What you will do =
Return the records exactly, keeping every line as it is.

App and web page records:
■ ■ ■ ■

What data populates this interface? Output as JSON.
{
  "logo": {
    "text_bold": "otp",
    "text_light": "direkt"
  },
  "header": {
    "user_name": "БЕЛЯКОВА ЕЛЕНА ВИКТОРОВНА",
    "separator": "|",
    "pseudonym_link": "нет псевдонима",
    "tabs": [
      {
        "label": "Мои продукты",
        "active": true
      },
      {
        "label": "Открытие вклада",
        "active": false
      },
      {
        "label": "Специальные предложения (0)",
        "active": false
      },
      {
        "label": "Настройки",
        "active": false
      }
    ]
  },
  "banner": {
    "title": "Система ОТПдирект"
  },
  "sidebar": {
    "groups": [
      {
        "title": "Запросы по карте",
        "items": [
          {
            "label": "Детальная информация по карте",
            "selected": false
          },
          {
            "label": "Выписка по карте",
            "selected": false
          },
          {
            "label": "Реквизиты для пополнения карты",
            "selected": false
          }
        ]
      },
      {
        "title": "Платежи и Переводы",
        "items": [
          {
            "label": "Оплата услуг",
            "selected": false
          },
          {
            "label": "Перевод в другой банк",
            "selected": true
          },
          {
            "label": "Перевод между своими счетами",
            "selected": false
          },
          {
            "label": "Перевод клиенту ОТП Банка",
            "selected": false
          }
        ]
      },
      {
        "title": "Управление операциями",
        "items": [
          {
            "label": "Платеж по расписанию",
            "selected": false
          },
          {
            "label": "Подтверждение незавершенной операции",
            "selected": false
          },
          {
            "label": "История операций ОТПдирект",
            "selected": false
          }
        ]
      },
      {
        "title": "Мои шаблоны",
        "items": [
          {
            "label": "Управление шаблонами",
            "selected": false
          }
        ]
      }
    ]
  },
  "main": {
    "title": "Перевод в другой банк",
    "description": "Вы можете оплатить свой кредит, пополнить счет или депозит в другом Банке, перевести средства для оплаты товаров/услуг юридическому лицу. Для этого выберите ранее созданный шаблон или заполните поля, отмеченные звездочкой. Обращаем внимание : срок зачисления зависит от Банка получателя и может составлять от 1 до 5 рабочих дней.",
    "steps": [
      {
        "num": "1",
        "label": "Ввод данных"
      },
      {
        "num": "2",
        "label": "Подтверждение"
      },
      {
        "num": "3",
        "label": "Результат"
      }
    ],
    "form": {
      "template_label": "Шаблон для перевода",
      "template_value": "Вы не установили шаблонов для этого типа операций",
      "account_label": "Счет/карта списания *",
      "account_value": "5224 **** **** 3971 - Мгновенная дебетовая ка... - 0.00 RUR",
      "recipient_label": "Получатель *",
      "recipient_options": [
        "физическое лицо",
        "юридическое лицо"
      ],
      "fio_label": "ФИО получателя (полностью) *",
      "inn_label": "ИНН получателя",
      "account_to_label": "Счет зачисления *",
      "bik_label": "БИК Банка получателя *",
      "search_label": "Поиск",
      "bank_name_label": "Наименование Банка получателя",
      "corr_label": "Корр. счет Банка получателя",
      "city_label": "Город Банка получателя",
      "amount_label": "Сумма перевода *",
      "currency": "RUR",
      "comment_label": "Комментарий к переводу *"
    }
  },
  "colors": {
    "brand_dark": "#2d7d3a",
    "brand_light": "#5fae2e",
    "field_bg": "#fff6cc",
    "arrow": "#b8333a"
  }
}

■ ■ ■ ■

Answer =
What data populates this interface? Output as JSON.
{
  "logo": {
    "text_bold": "otp",
    "text_light": "direkt"
  },
  "header": {
    "user_name": "БЕЛЯКОВА ЕЛЕНА ВИКТОРОВНА",
    "separator": "|",
    "pseudonym_link": "нет псевдонима",
    "tabs": [
      {
        "label": "Мои продукты",
        "active": true
      },
      {
        "label": "Открытие вклада",
        "active": false
      },
      {
        "label": "Специальные предложения (0)",
        "active": false
      },
      {
        "label": "Настройки",
        "active": false
      }
    ]
  },
  "banner": {
    "title": "Система ОТПдирект"
  },
  "sidebar": {
    "groups": [
      {
        "title": "Запросы по карте",
        "items": [
          {
            "label": "Детальная информация по карте",
            "selected": false
          },
          {
            "label": "Выписка по карте",
            "selected": false
          },
          {
            "label": "Реквизиты для пополнения карты",
            "selected": false
          }
        ]
      },
      {
        "title": "Платежи и Переводы",
        "items": [
          {
            "label": "Оплата услуг",
            "selected": false
          },
          {
            "label": "Перевод в другой банк",
            "selected": true
          },
          {
            "label": "Перевод между своими счетами",
            "selected": false
          },
          {
            "label": "Перевод клиенту ОТП Банка",
            "selected": false
          }
        ]
      },
      {
        "title": "Управление операциями",
        "items": [
          {
            "label": "Платеж по расписанию",
            "selected": false
          },
          {
            "label": "Подтверждение незавершенной операции",
            "selected": false
          },
          {
            "label": "История операций ОТПдирект",
            "selected": false
          }
        ]
      },
      {
        "title": "Мои шаблоны",
        "items": [
          {
            "label": "Управление шаблонами",
            "selected": false
          }
        ]
      }
    ]
  },
  "main": {
    "title": "Перевод в другой банк",
    "description": "Вы можете оплатить свой кредит, пополнить счет или депозит в другом Банке, перевести средства для оплаты товаров/услуг юридическому лицу. Для этого выберите ранее созданный шаблон или заполните поля, отмеченные звездочкой. Обращаем внимание : срок зачисления зависит от Банка получателя и может составлять от 1 до 5 рабочих дней.",
    "steps": [
      {
        "num": "1",
        "label": "Ввод данных"
      },
      {
        "num": "2",
        "label": "Подтверждение"
      },
      {
        "num": "3",
        "label": "Результат"
      }
    ],
    "form": {
      "template_label": "Шаблон для перевода",
      "template_value": "Вы не установили шаблонов для этого типа операций",
      "account_label": "Счет/карта списания *",
      "account_value": "5224 **** **** 3971 - Мгновенная дебетовая ка... - 0.00 RUR",
      "recipient_label": "Получатель *",
      "recipient_options": [
        "физическое лицо",
        "юридическое лицо"
      ],
      "fio_label": "ФИО получателя (полностью) *",
      "inn_label": "ИНН получателя",
      "account_to_label": "Счет зачисления *",
      "bik_label": "БИК Банка получателя *",
      "search_label": "Поиск",
      "bank_name_label": "Наименование Банка получателя",
      "corr_label": "Корр. счет Банка получателя",
      "city_label": "Город Банка получателя",
      "amount_label": "Сумма перевода *",
      "currency": "RUR",
      "comment_label": "Комментарий к переводу *"
    }
  },
  "colors": {
    "brand_dark": "#2d7d3a",
    "brand_light": "#5fae2e",
    "field_bg": "#fff6cc",
    "arrow": "#b8333a"
  }
}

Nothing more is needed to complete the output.